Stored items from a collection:
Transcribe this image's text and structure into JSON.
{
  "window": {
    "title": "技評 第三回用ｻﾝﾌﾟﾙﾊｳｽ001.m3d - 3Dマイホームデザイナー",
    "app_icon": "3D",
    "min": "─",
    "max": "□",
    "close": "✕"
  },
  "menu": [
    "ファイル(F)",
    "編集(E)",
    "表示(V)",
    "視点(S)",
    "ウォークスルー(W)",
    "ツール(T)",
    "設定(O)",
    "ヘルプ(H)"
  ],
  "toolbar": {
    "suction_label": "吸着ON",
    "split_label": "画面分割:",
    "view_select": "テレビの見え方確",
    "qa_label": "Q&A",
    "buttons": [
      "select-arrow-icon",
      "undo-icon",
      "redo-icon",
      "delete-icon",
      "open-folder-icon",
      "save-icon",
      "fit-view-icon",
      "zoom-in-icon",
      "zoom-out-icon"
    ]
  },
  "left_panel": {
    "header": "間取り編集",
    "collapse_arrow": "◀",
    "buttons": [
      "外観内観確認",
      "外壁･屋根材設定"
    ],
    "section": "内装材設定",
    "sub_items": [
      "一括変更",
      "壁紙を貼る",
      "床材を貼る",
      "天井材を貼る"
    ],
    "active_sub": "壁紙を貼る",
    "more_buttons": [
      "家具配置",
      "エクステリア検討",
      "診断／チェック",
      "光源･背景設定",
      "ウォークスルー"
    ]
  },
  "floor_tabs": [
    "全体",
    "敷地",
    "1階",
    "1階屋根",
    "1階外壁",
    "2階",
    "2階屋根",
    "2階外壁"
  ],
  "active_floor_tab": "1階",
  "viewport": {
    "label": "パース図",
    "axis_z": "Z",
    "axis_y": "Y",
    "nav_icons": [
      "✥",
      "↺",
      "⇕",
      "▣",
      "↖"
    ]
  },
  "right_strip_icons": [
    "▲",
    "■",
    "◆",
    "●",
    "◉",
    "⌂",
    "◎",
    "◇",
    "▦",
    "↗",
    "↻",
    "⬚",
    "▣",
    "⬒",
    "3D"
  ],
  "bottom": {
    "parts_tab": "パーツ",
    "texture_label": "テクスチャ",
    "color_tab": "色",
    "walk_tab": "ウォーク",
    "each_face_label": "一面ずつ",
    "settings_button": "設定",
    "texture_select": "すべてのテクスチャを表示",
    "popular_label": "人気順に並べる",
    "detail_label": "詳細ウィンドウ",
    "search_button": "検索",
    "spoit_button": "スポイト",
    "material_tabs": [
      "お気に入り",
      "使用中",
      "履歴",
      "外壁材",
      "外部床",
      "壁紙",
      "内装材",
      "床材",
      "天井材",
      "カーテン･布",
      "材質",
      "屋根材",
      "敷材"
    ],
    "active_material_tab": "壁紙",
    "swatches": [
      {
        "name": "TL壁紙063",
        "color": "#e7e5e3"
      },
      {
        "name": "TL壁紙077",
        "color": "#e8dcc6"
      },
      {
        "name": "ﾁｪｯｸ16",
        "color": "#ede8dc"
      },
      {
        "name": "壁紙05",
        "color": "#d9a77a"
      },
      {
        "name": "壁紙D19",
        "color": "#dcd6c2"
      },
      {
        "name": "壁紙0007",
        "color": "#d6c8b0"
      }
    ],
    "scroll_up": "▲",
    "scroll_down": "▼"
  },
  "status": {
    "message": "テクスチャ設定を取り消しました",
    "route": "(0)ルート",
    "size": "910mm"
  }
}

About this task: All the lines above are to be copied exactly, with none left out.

Answer for the task:
Transcribe this image's text and structure into JSON.
{
  "window": {
    "title": "技評 第三回用ｻﾝﾌﾟﾙﾊｳｽ001.m3d - 3Dマイホームデザイナー",
    "app_icon": "3D",
    "min": "─",
    "max": "□",
    "close": "✕"
  },
  "menu": [
    "ファイル(F)",
    "編集(E)",
    "表示(V)",
    "視点(S)",
    "ウォークスルー(W)",
    "ツール(T)",
    "設定(O)",
    "ヘルプ(H)"
  ],
  "toolbar": {
    "suction_label": "吸着ON",
    "split_label": "画面分割:",
    "view_select": "テレビの見え方確",
    "qa_label": "Q&A",
    "buttons": [
      "select-arrow-icon",
      "undo-icon",
      "redo-icon",
      "delete-icon",
      "open-folder-icon",
      "save-icon",
      "fit-view-icon",
      "zoom-in-icon",
      "zoom-out-icon"
    ]
  },
  "left_panel": {
    "header": "間取り編集",
    "collapse_arrow": "◀",
    "buttons": [
      "外観内観確認",
      "外壁･屋根材設定"
    ],
    "section": "内装材設定",
    "sub_items": [
      "一括変更",
      "壁紙を貼る",
      "床材を貼る",
      "天井材を貼る"
    ],
    "active_sub": "壁紙を貼る",
    "more_buttons": [
      "家具配置",
      "エクステリア検討",
      "診断／チェック",
      "光源･背景設定",
      "ウォークスルー"
    ]
  },
  "floor_tabs": [
    "全体",
    "敷地",
    "1階",
    "1階屋根",
    "1階外壁",
    "2階",
    "2階屋根",
    "2階外壁"
  ],
  "active_floor_tab": "1階",
  "viewport": {
    "label": "パース図",
    "axis_z": "Z",
    "axis_y": "Y",
    "nav_icons": [
      "✥",
      "↺",
      "⇕",
      "▣",
      "↖"
    ]
  },
  "right_strip_icons": [
    "▲",
    "■",
    "◆",
    "●",
    "◉",
    "⌂",
    "◎",
    "◇",
    "▦",
    "↗",
    "↻",
    "⬚",
    "▣",
    "⬒",
    "3D"
  ],
  "bottom": {
    "parts_tab": "パーツ",
    "texture_label": "テクスチャ",
    "color_tab": "色",
    "walk_tab": "ウォーク",
    "each_face_label": "一面ずつ",
    "settings_button": "設定",
    "texture_select": "すべてのテクスチャを表示",
    "popular_label": "人気順に並べる",
    "detail_label": "詳細ウィンドウ",
    "search_button": "検索",
    "spoit_button": "スポイト",
    "material_tabs": [
      "お気に入り",
      "使用中",
      "履歴",
      "外壁材",
      "外部床",
      "壁紙",
      "内装材",
      "床材",
      "天井材",
      "カーテン･布",
      "材質",
      "屋根材",
      "敷材"
    ],
    "active_material_tab": "壁紙",
    "swatches": [
      {
        "name": "TL壁紙063",
        "color": "#e7e5e3"
      },
      {
        "name": "TL壁紙077",
        "color": "#e8dcc6"
      },
      {
        "name": "ﾁｪｯｸ16",
        "color": "#ede8dc"
      },
      {
        "name": "壁紙05",
        "color": "#d9a77a"
      },
      {
        "name": "壁紙D19",
        "color": "#dcd6c2"
      },
      {
        "name": "壁紙0007",
        "color": "#d6c8b0"
      }
    ],
    "scroll_up": "▲",
    "scroll_down": "▼"
  },
  "status": {
    "message": "テクスチャ設定を取り消しました",
    "route": "(0)ルート",
    "size": "910mm"
  }
}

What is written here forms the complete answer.